-- RECORDED INFORMATION follows --
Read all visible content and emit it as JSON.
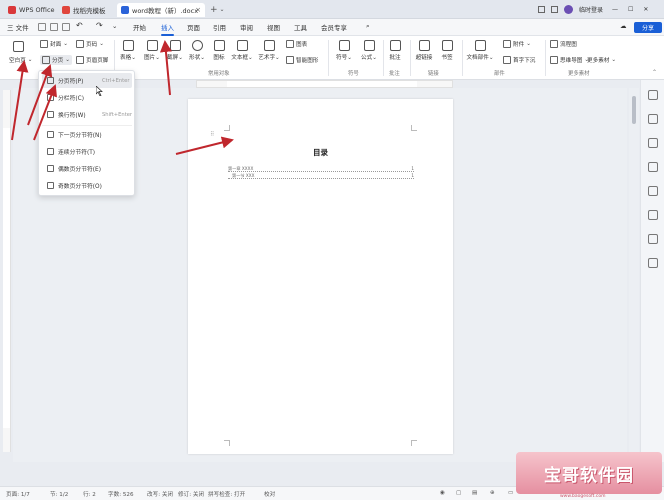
{
  "titlebar": {
    "tabs": [
      {
        "label": "WPS Office",
        "color": "#d9373a"
      },
      {
        "label": "找稻壳模板",
        "color": "#e0453c"
      },
      {
        "label": "word教程（新）.docx",
        "color": "#2b63d9"
      }
    ],
    "user": "临时登录"
  },
  "menubar": {
    "file_label": "三 文件",
    "items": [
      "开始",
      "插入",
      "页面",
      "引用",
      "审阅",
      "视图",
      "工具",
      "会员专享"
    ],
    "active_index": 1,
    "share": "分享"
  },
  "ribbon": {
    "row1": [
      {
        "label": "封面"
      },
      {
        "label": "页码"
      },
      {
        "label": "图表"
      },
      {
        "label": "附件"
      },
      {
        "label": "流程图"
      }
    ],
    "row2": [
      {
        "label": "空白页"
      },
      {
        "label": "分页"
      },
      {
        "label": "页眉页脚"
      },
      {
        "label": "思维导图"
      },
      {
        "label": "更多素材"
      }
    ],
    "big": [
      {
        "label": "表格"
      },
      {
        "label": "图片"
      },
      {
        "label": "截屏"
      },
      {
        "label": "形状"
      },
      {
        "label": "图标"
      },
      {
        "label": "文本框"
      },
      {
        "label": "艺术字"
      },
      {
        "label": "智能图形"
      },
      {
        "label": "符号"
      },
      {
        "label": "公式"
      },
      {
        "label": "批注"
      },
      {
        "label": "超链接"
      },
      {
        "label": "书签"
      },
      {
        "label": "文档部件"
      },
      {
        "label": "首字下沉"
      }
    ],
    "groups": [
      "常用对象",
      "符号",
      "批注",
      "链接",
      "部件",
      "更多素材"
    ]
  },
  "dropdown": {
    "items": [
      {
        "label": "分页符(P)",
        "shortcut": "Ctrl+Enter"
      },
      {
        "label": "分栏符(C)",
        "shortcut": ""
      },
      {
        "label": "换行符(W)",
        "shortcut": "Shift+Enter"
      },
      {
        "label": "下一页分节符(N)",
        "shortcut": ""
      },
      {
        "label": "连续分节符(T)",
        "shortcut": ""
      },
      {
        "label": "偶数页分节符(E)",
        "shortcut": ""
      },
      {
        "label": "奇数页分节符(O)",
        "shortcut": ""
      }
    ]
  },
  "document": {
    "title": "目录",
    "toc": [
      {
        "text": "第一章 XXXX",
        "page": "1"
      },
      {
        "text": "第一节 XXX",
        "page": "1"
      }
    ]
  },
  "status": {
    "page": "页面: 1/7",
    "section": "节: 1/2",
    "line": "行: 2",
    "words": "字数: 526",
    "revise": "改写: 关闭",
    "track": "修订: 关闭",
    "spell": "拼写检查: 打开",
    "proof": "校对",
    "zoom": "70%"
  },
  "watermark": {
    "text": "宝哥软件园",
    "url": "www.baogesoft.com"
  },
  "colors": {
    "accent": "#1a5fd6",
    "arrow": "#c0272d"
  }
}
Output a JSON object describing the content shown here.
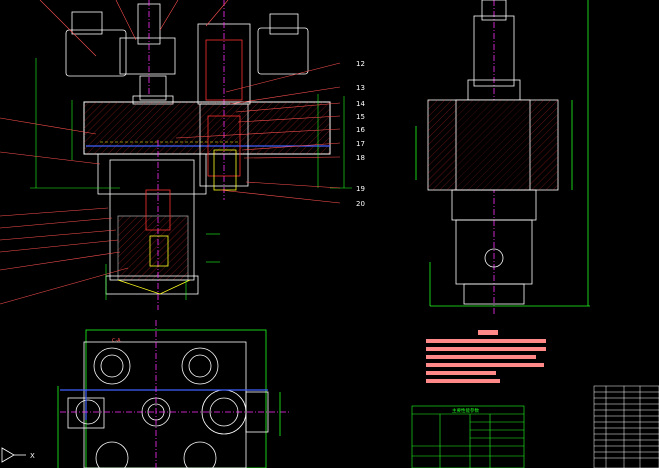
{
  "window": {
    "background": "#000000"
  },
  "colors": {
    "outline": "#ffffff",
    "dimension": "#20ff20",
    "centerline": "#ff30ff",
    "leader": "#ff5050",
    "hatch": "#ff3030",
    "notes_bar": "#ff8888",
    "blue_line": "#4060ff",
    "yellow": "#ffff20",
    "cyan": "#20ffff"
  },
  "part_numbers": [
    "12",
    "13",
    "14",
    "15",
    "16",
    "17",
    "18",
    "19",
    "20"
  ],
  "ucs_icon": {
    "name": "ucs-icon",
    "axis_x_label": "X"
  },
  "section_label": "C-A",
  "tech_requirements": {
    "title_bar": "",
    "lines": [
      "",
      "",
      "",
      "",
      "",
      "",
      ""
    ]
  },
  "param_table": {
    "title": "主要性能参数",
    "rows": [
      [
        "",
        "",
        "",
        ""
      ],
      [
        "",
        "",
        "",
        ""
      ],
      [
        "",
        "",
        "",
        ""
      ],
      [
        "",
        "",
        "",
        ""
      ],
      [
        "",
        "",
        "",
        ""
      ],
      [
        "",
        "",
        "",
        ""
      ]
    ]
  },
  "title_block": {
    "present": true
  }
}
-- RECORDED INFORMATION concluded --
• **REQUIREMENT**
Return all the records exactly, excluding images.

• **ANSWER**
Read all visible content and emit it as JSON.
{
  "titlebar": {
    "tabs": [
      {
        "label": "WPS Office",
        "color": "#d9373a"
      },
      {
        "label": "找稻壳模板",
        "color": "#e0453c"
      },
      {
        "label": "word教程（新）.docx",
        "color": "#2b63d9"
      }
    ],
    "user": "临时登录"
  },
  "menubar": {
    "file_label": "三 文件",
    "items": [
      "开始",
      "插入",
      "页面",
      "引用",
      "审阅",
      "视图",
      "工具",
      "会员专享"
    ],
    "active_index": 1,
    "share": "分享"
  },
  "ribbon": {
    "row1": [
      {
        "label": "封面"
      },
      {
        "label": "页码"
      },
      {
        "label": "图表"
      },
      {
        "label": "附件"
      },
      {
        "label": "流程图"
      }
    ],
    "row2": [
      {
        "label": "空白页"
      },
      {
        "label": "分页"
      },
      {
        "label": "页眉页脚"
      },
      {
        "label": "思维导图"
      },
      {
        "label": "更多素材"
      }
    ],
    "big": [
      {
        "label": "表格"
      },
      {
        "label": "图片"
      },
      {
        "label": "截屏"
      },
      {
        "label": "形状"
      },
      {
        "label": "图标"
      },
      {
        "label": "文本框"
      },
      {
        "label": "艺术字"
      },
      {
        "label": "智能图形"
      },
      {
        "label": "符号"
      },
      {
        "label": "公式"
      },
      {
        "label": "批注"
      },
      {
        "label": "超链接"
      },
      {
        "label": "书签"
      },
      {
        "label": "文档部件"
      },
      {
        "label": "首字下沉"
      }
    ],
    "groups": [
      "常用对象",
      "符号",
      "批注",
      "链接",
      "部件",
      "更多素材"
    ]
  },
  "dropdown": {
    "items": [
      {
        "label": "分页符(P)",
        "shortcut": "Ctrl+Enter"
      },
      {
        "label": "分栏符(C)",
        "shortcut": ""
      },
      {
        "label": "换行符(W)",
        "shortcut": "Shift+Enter"
      },
      {
        "label": "下一页分节符(N)",
        "shortcut": ""
      },
      {
        "label": "连续分节符(T)",
        "shortcut": ""
      },
      {
        "label": "偶数页分节符(E)",
        "shortcut": ""
      },
      {
        "label": "奇数页分节符(O)",
        "shortcut": ""
      }
    ]
  },
  "document": {
    "title": "目录",
    "toc": [
      {
        "text": "第一章 XXXX",
        "page": "1"
      },
      {
        "text": "第一节 XXX",
        "page": "1"
      }
    ]
  },
  "status": {
    "page": "页面: 1/7",
    "section": "节: 1/2",
    "line": "行: 2",
    "words": "字数: 526",
    "revise": "改写: 关闭",
    "track": "修订: 关闭",
    "spell": "拼写检查: 打开",
    "proof": "校对",
    "zoom": "70%"
  },
  "watermark": {
    "text": "宝哥软件园",
    "url": "www.baogesoft.com"
  },
  "colors": {
    "accent": "#1a5fd6",
    "arrow": "#c0272d"
  }
}
Output a JSON object describing the content shown here.
{
  "window": {
    "background": "#000000"
  },
  "colors": {
    "outline": "#ffffff",
    "dimension": "#20ff20",
    "centerline": "#ff30ff",
    "leader": "#ff5050",
    "hatch": "#ff3030",
    "notes_bar": "#ff8888",
    "blue_line": "#4060ff",
    "yellow": "#ffff20",
    "cyan": "#20ffff"
  },
  "part_numbers": [
    "12",
    "13",
    "14",
    "15",
    "16",
    "17",
    "18",
    "19",
    "20"
  ],
  "ucs_icon": {
    "name": "ucs-icon",
    "axis_x_label": "X"
  },
  "section_label": "C-A",
  "tech_requirements": {
    "title_bar": "",
    "lines": [
      "",
      "",
      "",
      "",
      "",
      "",
      ""
    ]
  },
  "param_table": {
    "title": "主要性能参数",
    "rows": [
      [
        "",
        "",
        "",
        ""
      ],
      [
        "",
        "",
        "",
        ""
      ],
      [
        "",
        "",
        "",
        ""
      ],
      [
        "",
        "",
        "",
        ""
      ],
      [
        "",
        "",
        "",
        ""
      ],
      [
        "",
        "",
        "",
        ""
      ]
    ]
  },
  "title_block": {
    "present": true
  }
}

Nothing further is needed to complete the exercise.